Study questions link between cancer and 9/11 debris
A study due to be released Wednesday casts doubt on links between cancer and toxic dust in the aftermath of the 9/11 attacks in New York — only six months after dozens of cancers were declared eligible for compensation.
The New York Health Department study, which will appear in the Journal of the American Medical Association, said the terrorist attacks of September 11, 2001 against the World Trade Center “resulted in the release of known and suspected carcinogens into the environment.”
However, despite “public concern that exposures may have resulted in increased cancers,” the ratios “for all cancer sites combined in 2007-2008 was not significantly elevated.”
The study was the biggest ever done, involving 55,778 New York state residents, including large numbers of rescue and recovery workers.
The study muddied the waters for the hot-button issue, coming after 50 cancers were added to the list of diseases eligible for access to a $4.3 billion World Trade Center compensation fund.
Experts said the topic is so complex that the study will not be the final word.
It found that those associated with the World Trade Center did see “an excess risk for prostate cancer, thyroid cancer, and myeloma in 2007-2008 compared with that for New York State residents.”
However, “these findings were based on a small number of events and multiple comparisons.”
New York city’s health commissioner, Thomas Farley, told The New York Times that the study could not be said to invalidate the federal government’s earlier decision.

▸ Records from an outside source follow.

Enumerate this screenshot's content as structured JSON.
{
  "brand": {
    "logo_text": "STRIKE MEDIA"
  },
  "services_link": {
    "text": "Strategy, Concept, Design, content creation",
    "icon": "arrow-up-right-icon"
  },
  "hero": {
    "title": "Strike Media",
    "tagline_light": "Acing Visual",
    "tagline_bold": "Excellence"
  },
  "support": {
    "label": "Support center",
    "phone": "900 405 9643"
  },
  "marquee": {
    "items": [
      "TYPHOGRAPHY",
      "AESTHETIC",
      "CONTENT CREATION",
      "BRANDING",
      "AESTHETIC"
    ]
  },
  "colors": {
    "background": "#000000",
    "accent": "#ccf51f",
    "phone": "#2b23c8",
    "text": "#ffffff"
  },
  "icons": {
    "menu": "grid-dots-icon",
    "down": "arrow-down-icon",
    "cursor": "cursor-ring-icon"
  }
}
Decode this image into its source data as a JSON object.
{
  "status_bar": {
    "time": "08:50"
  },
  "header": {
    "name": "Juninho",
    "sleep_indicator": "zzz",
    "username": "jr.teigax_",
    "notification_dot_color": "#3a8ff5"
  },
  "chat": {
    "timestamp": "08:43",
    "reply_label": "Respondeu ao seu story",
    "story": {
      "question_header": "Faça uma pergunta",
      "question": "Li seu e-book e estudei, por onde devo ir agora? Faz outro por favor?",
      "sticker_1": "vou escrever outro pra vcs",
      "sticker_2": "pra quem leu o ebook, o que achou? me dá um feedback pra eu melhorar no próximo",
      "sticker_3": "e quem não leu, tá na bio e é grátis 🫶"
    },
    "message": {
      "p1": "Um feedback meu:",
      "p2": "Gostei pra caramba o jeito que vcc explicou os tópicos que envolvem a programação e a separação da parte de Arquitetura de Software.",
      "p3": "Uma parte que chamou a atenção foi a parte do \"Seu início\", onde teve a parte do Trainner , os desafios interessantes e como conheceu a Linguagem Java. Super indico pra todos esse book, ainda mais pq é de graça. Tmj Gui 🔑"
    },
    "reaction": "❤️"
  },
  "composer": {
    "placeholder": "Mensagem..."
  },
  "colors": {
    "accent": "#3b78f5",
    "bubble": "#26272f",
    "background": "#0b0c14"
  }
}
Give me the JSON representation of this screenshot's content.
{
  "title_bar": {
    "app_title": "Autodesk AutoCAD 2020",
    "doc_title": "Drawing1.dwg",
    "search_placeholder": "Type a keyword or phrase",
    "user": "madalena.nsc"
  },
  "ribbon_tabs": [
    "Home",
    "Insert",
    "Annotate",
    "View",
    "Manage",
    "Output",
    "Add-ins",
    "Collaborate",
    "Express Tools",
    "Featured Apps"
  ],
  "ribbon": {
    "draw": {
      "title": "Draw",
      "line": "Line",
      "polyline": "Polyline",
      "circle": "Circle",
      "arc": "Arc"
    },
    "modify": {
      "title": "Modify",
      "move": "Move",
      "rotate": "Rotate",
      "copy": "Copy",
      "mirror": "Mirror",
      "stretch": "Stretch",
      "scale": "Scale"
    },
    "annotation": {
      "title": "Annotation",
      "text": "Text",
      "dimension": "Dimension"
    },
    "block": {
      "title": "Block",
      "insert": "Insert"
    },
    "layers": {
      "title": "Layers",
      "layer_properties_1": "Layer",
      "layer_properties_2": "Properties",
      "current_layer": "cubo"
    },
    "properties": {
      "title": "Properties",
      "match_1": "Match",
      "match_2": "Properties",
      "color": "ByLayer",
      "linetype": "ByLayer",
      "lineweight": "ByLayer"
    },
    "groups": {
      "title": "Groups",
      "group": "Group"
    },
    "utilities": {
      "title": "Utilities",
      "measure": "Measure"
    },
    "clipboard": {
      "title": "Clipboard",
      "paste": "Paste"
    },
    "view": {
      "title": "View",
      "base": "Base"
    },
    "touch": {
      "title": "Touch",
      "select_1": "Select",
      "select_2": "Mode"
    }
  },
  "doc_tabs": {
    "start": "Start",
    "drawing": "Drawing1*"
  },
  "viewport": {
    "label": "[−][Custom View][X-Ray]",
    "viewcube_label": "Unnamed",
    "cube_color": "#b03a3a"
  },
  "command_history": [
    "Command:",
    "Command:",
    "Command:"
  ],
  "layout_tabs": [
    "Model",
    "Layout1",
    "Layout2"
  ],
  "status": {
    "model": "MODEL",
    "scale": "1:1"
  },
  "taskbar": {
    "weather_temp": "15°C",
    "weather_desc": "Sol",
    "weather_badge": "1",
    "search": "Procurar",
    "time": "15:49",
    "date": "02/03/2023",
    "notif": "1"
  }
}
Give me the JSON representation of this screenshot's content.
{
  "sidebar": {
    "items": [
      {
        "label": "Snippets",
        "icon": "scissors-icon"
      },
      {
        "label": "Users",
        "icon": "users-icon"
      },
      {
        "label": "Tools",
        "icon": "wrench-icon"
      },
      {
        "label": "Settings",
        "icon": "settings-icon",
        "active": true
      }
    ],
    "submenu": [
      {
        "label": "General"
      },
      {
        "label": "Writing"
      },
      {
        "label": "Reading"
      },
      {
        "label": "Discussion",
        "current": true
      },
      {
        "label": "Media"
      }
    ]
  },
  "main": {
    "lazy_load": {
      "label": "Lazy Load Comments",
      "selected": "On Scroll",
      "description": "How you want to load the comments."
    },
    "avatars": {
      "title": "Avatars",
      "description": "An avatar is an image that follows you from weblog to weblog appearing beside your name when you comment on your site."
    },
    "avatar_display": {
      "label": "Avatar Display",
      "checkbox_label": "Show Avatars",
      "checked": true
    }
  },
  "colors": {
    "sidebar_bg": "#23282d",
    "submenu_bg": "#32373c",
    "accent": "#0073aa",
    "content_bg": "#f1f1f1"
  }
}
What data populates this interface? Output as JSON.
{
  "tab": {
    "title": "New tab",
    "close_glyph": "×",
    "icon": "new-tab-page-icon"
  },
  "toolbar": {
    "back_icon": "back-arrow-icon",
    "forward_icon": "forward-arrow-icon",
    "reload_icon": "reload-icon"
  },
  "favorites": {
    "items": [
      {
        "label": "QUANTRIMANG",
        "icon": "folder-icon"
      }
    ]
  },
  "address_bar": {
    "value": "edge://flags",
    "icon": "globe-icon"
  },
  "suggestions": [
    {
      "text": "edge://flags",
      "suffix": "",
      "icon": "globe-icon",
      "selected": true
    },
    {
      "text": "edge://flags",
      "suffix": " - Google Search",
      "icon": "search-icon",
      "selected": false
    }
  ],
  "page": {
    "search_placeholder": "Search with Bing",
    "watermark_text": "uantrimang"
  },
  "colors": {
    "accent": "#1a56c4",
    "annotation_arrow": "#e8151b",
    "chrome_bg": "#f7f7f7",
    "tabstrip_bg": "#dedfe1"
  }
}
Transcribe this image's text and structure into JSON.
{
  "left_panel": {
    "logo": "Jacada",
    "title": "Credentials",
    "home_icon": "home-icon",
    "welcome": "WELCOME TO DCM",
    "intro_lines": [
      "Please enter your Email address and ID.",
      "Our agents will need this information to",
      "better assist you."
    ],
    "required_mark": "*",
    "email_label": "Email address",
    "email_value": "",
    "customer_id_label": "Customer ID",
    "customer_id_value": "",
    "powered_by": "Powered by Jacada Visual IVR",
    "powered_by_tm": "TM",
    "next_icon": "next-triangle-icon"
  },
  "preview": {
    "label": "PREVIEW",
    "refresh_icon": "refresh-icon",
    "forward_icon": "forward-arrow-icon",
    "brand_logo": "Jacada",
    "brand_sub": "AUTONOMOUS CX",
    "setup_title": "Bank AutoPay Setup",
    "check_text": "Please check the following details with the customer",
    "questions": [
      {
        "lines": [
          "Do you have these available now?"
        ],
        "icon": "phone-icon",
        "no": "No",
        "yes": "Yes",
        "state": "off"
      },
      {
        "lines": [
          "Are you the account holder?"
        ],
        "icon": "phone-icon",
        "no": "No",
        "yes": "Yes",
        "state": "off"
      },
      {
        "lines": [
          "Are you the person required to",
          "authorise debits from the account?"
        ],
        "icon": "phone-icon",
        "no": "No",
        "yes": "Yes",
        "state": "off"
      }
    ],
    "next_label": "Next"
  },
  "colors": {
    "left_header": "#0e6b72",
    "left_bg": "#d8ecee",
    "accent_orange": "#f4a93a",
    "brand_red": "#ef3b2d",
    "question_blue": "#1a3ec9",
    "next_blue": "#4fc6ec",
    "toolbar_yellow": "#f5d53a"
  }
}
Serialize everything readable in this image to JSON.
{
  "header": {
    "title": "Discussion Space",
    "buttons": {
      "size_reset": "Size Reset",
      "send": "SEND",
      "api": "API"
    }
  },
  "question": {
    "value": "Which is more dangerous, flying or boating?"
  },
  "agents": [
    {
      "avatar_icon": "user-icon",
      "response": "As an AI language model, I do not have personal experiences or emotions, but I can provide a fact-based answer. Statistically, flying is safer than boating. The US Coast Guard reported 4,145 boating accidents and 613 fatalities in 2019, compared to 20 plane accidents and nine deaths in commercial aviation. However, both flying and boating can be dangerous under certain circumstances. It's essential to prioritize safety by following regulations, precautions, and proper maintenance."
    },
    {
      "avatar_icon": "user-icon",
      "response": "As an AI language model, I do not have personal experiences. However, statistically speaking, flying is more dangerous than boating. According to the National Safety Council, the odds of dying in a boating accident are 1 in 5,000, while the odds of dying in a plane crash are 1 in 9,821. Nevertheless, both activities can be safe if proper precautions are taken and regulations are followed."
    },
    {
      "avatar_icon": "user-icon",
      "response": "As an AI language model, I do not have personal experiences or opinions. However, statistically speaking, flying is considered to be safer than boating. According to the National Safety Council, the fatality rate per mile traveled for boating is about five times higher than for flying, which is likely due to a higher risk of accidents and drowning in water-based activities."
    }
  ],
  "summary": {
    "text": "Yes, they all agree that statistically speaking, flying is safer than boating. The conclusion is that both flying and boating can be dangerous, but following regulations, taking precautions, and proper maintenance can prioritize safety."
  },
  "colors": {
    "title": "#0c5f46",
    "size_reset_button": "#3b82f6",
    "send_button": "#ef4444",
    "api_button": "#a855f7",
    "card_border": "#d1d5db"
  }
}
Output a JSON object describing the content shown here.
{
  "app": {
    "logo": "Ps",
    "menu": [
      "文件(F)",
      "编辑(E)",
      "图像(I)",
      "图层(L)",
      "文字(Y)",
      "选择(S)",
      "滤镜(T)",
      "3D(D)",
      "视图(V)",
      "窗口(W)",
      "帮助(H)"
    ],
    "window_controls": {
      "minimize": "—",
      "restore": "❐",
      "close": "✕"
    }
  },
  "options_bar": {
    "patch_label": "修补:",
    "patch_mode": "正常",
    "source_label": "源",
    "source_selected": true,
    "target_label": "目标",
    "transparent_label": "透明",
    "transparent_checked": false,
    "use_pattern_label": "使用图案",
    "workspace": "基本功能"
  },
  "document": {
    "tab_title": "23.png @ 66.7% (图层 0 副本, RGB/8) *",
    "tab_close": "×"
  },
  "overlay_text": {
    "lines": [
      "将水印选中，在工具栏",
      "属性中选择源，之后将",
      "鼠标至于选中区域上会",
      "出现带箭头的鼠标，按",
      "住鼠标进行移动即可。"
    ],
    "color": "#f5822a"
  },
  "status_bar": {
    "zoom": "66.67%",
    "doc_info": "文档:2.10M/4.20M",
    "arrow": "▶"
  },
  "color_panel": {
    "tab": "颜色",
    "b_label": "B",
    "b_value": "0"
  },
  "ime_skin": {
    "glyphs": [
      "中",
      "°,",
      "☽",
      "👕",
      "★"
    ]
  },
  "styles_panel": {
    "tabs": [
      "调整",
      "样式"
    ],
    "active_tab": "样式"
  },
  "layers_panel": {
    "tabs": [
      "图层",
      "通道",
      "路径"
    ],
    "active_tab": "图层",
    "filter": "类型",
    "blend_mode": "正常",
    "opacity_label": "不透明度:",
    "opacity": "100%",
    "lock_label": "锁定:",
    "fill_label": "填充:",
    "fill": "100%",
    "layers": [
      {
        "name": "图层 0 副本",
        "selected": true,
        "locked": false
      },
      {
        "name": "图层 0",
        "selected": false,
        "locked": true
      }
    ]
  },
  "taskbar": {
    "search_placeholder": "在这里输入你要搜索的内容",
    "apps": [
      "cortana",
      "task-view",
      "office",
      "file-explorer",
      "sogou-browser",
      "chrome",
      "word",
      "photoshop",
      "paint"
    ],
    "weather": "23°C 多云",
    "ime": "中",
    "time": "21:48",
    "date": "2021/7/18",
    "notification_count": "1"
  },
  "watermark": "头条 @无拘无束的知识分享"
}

“Cancers take 20 years to develop,” he told the Times, “and we might see something different 20 years down the line.”
Farley said it was better to be safe than sorry.
“You don’t want to wait 20 to 30 years to get a definitive answer to which people may be suffering today.”
The National Institute for Occupational Safety and Health recommended in June for cancers to be included, and confirmed this in September.
A $4.3 billion fund is available for 9/11 health victims but until then cancer sufferers — believed to be in the many hundreds — had not been able to place claims of their own. The new rule took effect in mid-October.
Until then, most of the aid recipients, including local residents and emergency services personnel, have received compensation for respiratory diseases linked to the toxic dust and fumes from the fallen towers.